Although the Nissan Maxima has been minimally sporty for years, it has always lived in the shadow of the combined sales might of the Honda Accord and Toyota Camry.
But with the arrival of the all-new 2004 model, the four-door Maxima finally has a secure place in the market and wears the label of sports sedan well.
With the slightly smaller but also mid-size Nissan Altima growing in size, the Maxima grows as well.
The new Maxima is 2.9 inches longer in wheelbase and 1.4 inches wider and boasts a more commodious trunk, measuring 15.5 cubic feet. Styling is completely revised as well, with an exterior that boasts a family resemblance to the Altima.
All the added dimensions show up in the interior. Front seat space seems generous, and rear seat space is more ample than it initially appears.
Headroom seems tight in all seats, which might be why Nissan installs its Skyview roof as standard equipment. Skyview is a large, fixed glass panel that makes the cabin's tight headroom seem less apparent; when a sunroof is ordered, Skyview is not installed.
The front bucket seats have good back support, but the seat bottoms are much too short for long-term comfort or support, even for short drivers. Rear seat passengers fare better, with a supportive, comfortable seat.
The Maxima comes in two trim levels: the 3.5 SE and 3.5 SL. Nissan offered a pre-production 3.5 SE for testing.
Although the Maxima and Altima have similar exterior styling, they have a different feel on the inside. Both models have a modern look, but the Maxima's cabin is crafted with better-quality materials than in the Altima.
The center stack in the Maxima is crammed with buttons for audio and climate control. Both systems work well, but the driver must take his or her eyes off the road to operate them. Redundant controls on the steering wheel alleviate the problem somewhat.

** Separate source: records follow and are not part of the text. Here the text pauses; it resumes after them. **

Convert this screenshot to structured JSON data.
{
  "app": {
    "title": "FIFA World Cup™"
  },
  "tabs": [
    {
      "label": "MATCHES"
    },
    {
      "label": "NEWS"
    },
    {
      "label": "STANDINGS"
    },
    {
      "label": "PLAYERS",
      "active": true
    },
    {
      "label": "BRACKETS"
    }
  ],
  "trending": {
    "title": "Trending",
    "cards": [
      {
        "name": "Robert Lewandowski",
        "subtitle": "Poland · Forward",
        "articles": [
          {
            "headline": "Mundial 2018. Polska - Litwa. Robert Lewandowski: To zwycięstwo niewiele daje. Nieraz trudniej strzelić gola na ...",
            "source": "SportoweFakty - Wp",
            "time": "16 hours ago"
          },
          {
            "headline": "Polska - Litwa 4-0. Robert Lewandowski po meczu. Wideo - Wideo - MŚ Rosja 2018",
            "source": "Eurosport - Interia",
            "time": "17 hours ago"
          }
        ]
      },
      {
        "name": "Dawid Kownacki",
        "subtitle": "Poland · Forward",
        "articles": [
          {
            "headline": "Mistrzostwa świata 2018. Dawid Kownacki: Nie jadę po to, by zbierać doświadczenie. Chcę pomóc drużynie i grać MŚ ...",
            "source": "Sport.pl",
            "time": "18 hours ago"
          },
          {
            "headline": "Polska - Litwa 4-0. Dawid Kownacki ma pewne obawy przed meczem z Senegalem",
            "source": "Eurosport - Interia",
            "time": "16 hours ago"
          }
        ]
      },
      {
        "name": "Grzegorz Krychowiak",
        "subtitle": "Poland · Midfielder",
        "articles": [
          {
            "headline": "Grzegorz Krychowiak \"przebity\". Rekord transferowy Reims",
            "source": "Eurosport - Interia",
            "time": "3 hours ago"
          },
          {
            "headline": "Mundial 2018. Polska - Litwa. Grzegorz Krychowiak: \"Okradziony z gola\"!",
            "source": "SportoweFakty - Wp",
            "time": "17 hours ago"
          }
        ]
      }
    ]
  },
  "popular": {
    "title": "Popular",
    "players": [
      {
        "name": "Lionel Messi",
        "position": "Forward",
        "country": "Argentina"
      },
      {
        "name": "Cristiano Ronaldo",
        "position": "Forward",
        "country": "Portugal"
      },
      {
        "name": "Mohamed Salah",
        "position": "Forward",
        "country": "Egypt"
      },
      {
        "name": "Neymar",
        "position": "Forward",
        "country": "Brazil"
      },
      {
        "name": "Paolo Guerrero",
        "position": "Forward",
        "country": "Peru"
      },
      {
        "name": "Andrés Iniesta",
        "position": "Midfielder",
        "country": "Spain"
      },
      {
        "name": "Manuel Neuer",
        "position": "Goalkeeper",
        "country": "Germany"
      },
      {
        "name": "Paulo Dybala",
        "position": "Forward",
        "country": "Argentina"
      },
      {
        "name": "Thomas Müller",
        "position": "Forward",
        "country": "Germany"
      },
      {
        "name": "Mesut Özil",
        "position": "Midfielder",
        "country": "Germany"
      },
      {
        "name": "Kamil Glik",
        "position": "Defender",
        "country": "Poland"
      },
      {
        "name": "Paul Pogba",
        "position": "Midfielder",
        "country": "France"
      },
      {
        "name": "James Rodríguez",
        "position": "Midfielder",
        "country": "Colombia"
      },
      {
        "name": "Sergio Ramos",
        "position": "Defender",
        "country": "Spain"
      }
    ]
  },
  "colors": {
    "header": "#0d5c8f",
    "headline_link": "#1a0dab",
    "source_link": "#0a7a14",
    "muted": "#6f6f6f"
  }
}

All those buttons are positioned below a large screen that houses an optional navigation system.
The test car was fitted in a luxurious leather with seat heaters and a heated steering wheel -- a nice touch. Another nice touch was the power folding side mirrors. The only real faux pas was an interior light switch that I found too easy to turn on while attempting to open the sunroof.

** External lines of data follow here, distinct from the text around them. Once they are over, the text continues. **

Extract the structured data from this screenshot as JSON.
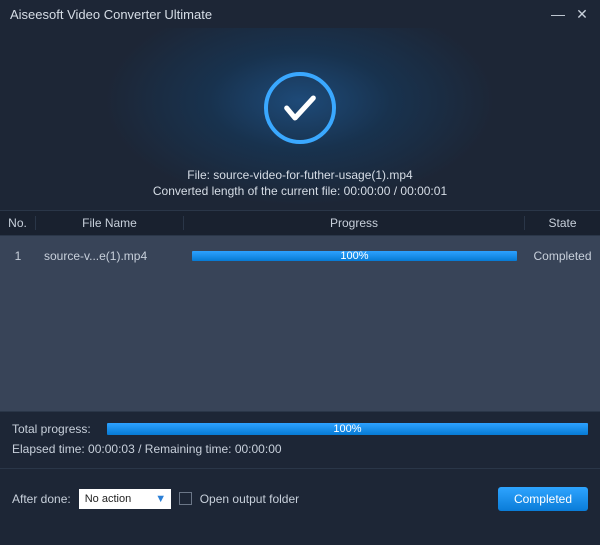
{
  "window": {
    "title": "Aiseesoft Video Converter Ultimate"
  },
  "hero": {
    "file_label": "File:",
    "file_name": "source-video-for-futher-usage(1).mp4",
    "length_label": "Converted length of the current file:",
    "length_current": "00:00:00",
    "length_total": "00:00:01"
  },
  "table": {
    "headers": {
      "no": "No.",
      "name": "File Name",
      "progress": "Progress",
      "state": "State"
    },
    "rows": [
      {
        "no": "1",
        "name": "source-v...e(1).mp4",
        "percent": "100%",
        "state": "Completed"
      }
    ]
  },
  "totals": {
    "total_label": "Total progress:",
    "total_percent": "100%",
    "elapsed_label": "Elapsed time:",
    "elapsed": "00:00:03",
    "remaining_label": "Remaining time:",
    "remaining": "00:00:00"
  },
  "footer": {
    "after_done_label": "After done:",
    "after_done_value": "No action",
    "open_folder_label": "Open output folder",
    "button": "Completed"
  }
}
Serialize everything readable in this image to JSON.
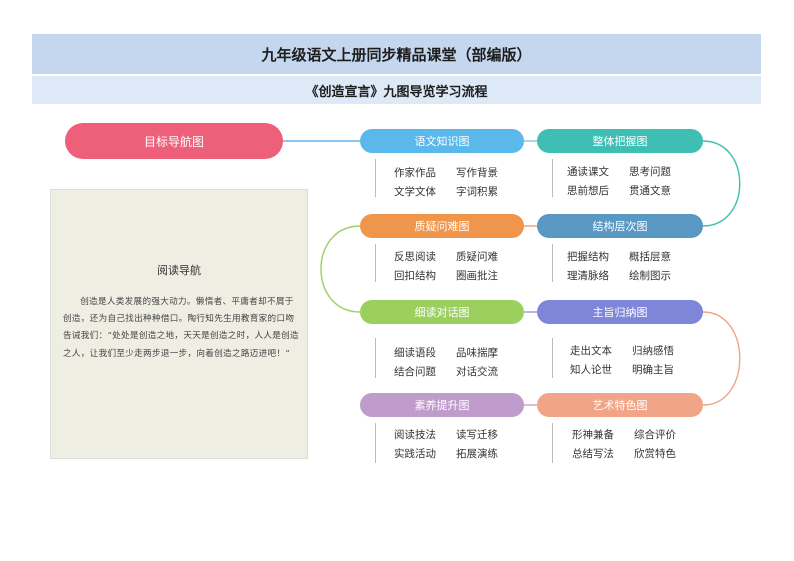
{
  "header": {
    "title": "九年级语文上册同步精品课堂（部编版）",
    "subtitle": "《创造宣言》九图导览学习流程"
  },
  "root": {
    "label": "目标导航图"
  },
  "nodes": [
    {
      "id": "yuwen",
      "label": "语文知识图",
      "color": "#5bb8ea",
      "items": [
        "作家作品",
        "写作背景",
        "文学文体",
        "字词积累"
      ]
    },
    {
      "id": "zhengti",
      "label": "整体把握图",
      "color": "#3fbfb3",
      "items": [
        "通读课文",
        "思考问题",
        "思前想后",
        "贯通文意"
      ]
    },
    {
      "id": "zhiyi",
      "label": "质疑问难图",
      "color": "#f0954c",
      "items": [
        "反思阅读",
        "质疑问难",
        "回扣结构",
        "圈画批注"
      ]
    },
    {
      "id": "jiegou",
      "label": "结构层次图",
      "color": "#5a98c4",
      "items": [
        "把握结构",
        "概括层意",
        "理清脉络",
        "绘制图示"
      ]
    },
    {
      "id": "xidu",
      "label": "细读对话图",
      "color": "#9bd05f",
      "items": [
        "细读语段",
        "品味揣摩",
        "结合问题",
        "对话交流"
      ]
    },
    {
      "id": "zhuzhi",
      "label": "主旨归纳图",
      "color": "#7f86da",
      "items": [
        "走出文本",
        "归纳感悟",
        "知人论世",
        "明确主旨"
      ]
    },
    {
      "id": "suyang",
      "label": "素养提升图",
      "color": "#c09ccc",
      "items": [
        "阅读技法",
        "读写迁移",
        "实践活动",
        "拓展演练"
      ]
    },
    {
      "id": "yishu",
      "label": "艺术特色图",
      "color": "#f1a488",
      "items": [
        "形神兼备",
        "综合评价",
        "总结写法",
        "欣赏特色"
      ]
    }
  ],
  "guide": {
    "title": "阅读导航",
    "body": "创造是人类发展的强大动力。懒惰者、平庸者却不屑于创造，还为自己找出种种借口。陶行知先生用教育家的口吻告诫我们：“处处是创造之地，天天是创造之时，人人是创造之人，让我们至少走两步退一步，向着创造之路迈进吧！”"
  }
}
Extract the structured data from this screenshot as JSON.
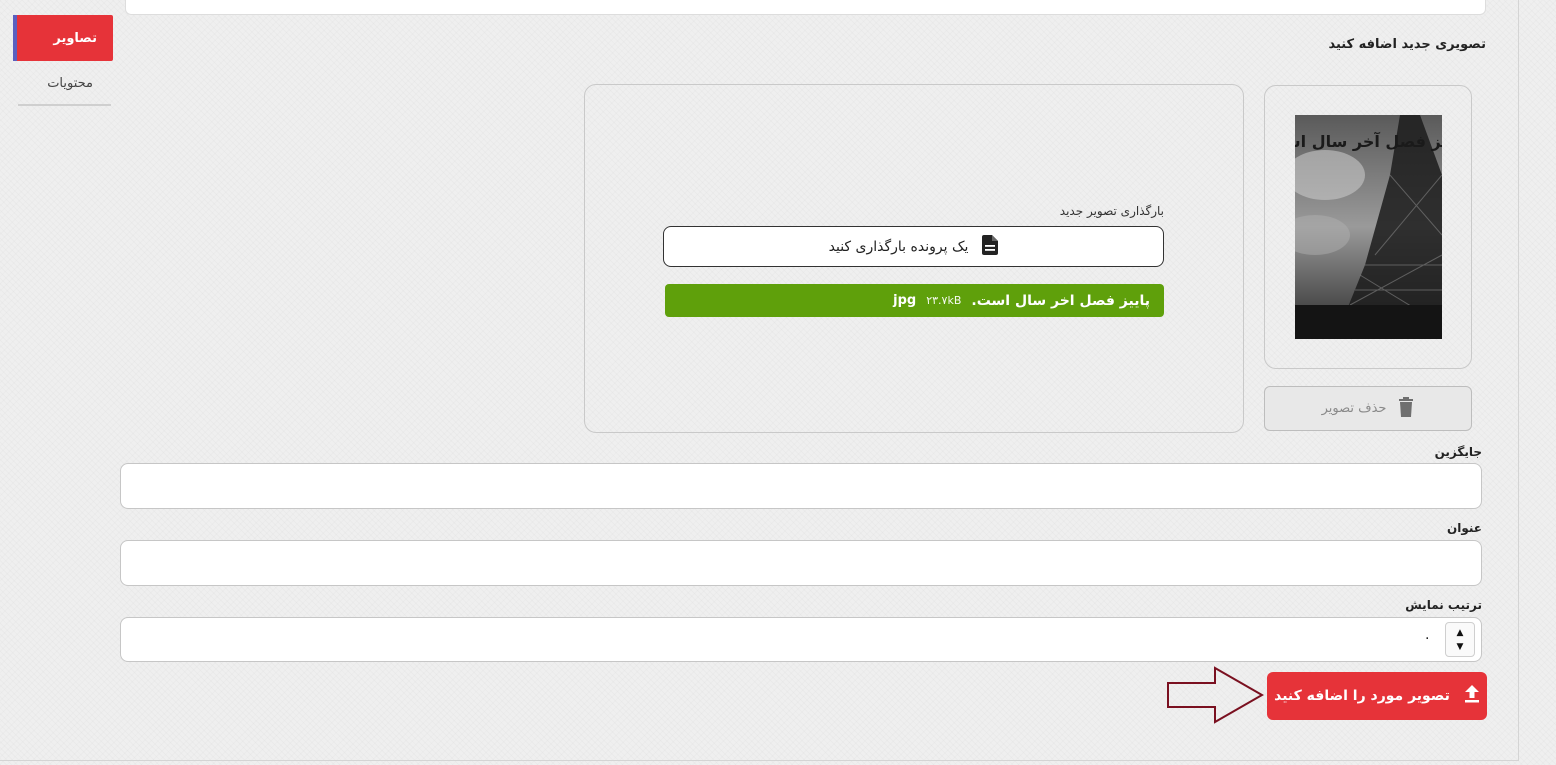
{
  "tabs": [
    {
      "label": "تصاویر",
      "active": true
    },
    {
      "label": "محتویات",
      "active": false
    }
  ],
  "section_title": "تصویری جدید اضافه کنید",
  "preview": {
    "image_text": "پاییز فصل آخر سال است",
    "delete_label": "حذف تصویر",
    "delete_icon": "trash-icon"
  },
  "upload": {
    "label": "بارگذاری تصویر جدید",
    "button_label": "یک پرونده بارگذاری کنید",
    "button_icon": "file-icon",
    "file": {
      "name": "پاییز فصل اخر سال است.",
      "size": "۲۳.۷kB",
      "extension": "jpg"
    }
  },
  "fields": {
    "alt_label": "جایگزین",
    "alt_value": "",
    "title_label": "عنوان",
    "title_value": "",
    "order_label": "ترتیب نمایش",
    "order_value": "۰"
  },
  "submit": {
    "label": "تصویر مورد را اضافه کنید",
    "icon": "upload-icon"
  },
  "colors": {
    "accent": "#e63339",
    "success": "#5fa00b",
    "annotation_arrow": "#7a1020"
  }
}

The Maxima is drawn in an artful style, one that sets it apart from most of its competitors. Maybe it's the toothy grille up front, or the small sail panels that accent the rear window, or the graceful lines that wrap the rear of the car -- it's all quite interesting to look at.
Inside, the three-pod instrument cluster, straight from the Nissan 350Z, is nestled in the low-set dash. It's all beautiful and new.
But it's the performance that most satisfies.
Finally, the Maxima lives up to its four-door sports car moniker with the same powerful 3.5-liter V-6 found under the hood of the 350Z -- although tuned to produce only 265 horsepower instead of the 287 horses that the Z brings to the party. Still, power is plentiful throughout the rev range. In fact, there's so much power that torque steer is a real problem upon brisk take-offs.
Power is fed through a five-speed automatic or six-speed manual on the 3.5 SE, or a four-speed automatic on the 3.5 SL.
Fuel economy for models with the automatic is rated by the Environmental Protection Agency at 20 miles per gallon in the city and 28 on the highway; the highway rating rises to 29 mpg with the manual transmission.
The completely revised suspension is now independent. Handling is vastly improved with a sporty feel that's increasingly common across the entire Nissan line.
Although not as hard-edged as the rear-drive Infiniti G35 sedan, the front-drive Maxima will certainly give its luxury counterpart a run for the money while still being able to deal with inclement weather.
Braking is excellent, with short, straight stops. That's not only because of the four-wheel disc brakes but also because Nissan employs electronic brake force distribution to ensure you are braking hard enough, as well as brake assist and anti-lock to ensure trouble-free stopping.
The ride is firm but not enough to rattle your fillings. Nevertheless, for those used to the Toyota Camry's soft ride, this ride will feel almost harsh.
Likewise, enthusiast drivers might find a touch too much body lean in corners and not enough feedback through the wheel when it's most needed.
Another downer might be the turning radius. Like an increasing number of big-engine, front-drive automobiles, the turning radius is enormous considering the size of the car.
But these are minor nits for a large, fast, fun four-door with above-average room, boatloads of style and more than a modicum of driving fun.
Although it's not a 350Z or even a G35, the new Maxima still has enough of their DNA to prevent this car from being just another boring Japanese transportation device.
(BEGIN TEXT OF INFOBOX)
2004 Nissan Maxima SE
Engine: 3.5-liter V-6
Transmission: five-speed automatic or six-speed manual
Tires: P245/45R18 V-speed rated
Wheelbase: 111.2 inches
Length: 193.5 inches
Width: 71.7 inches
Weight: 3,450 pounds
Cargo volume: 15.5 cubic feet
Base price: $26,950
EPA fuel rating: 20 miles per gallon city, 28-29 highway
Test mileage: 18 mpg
Source: Morning Call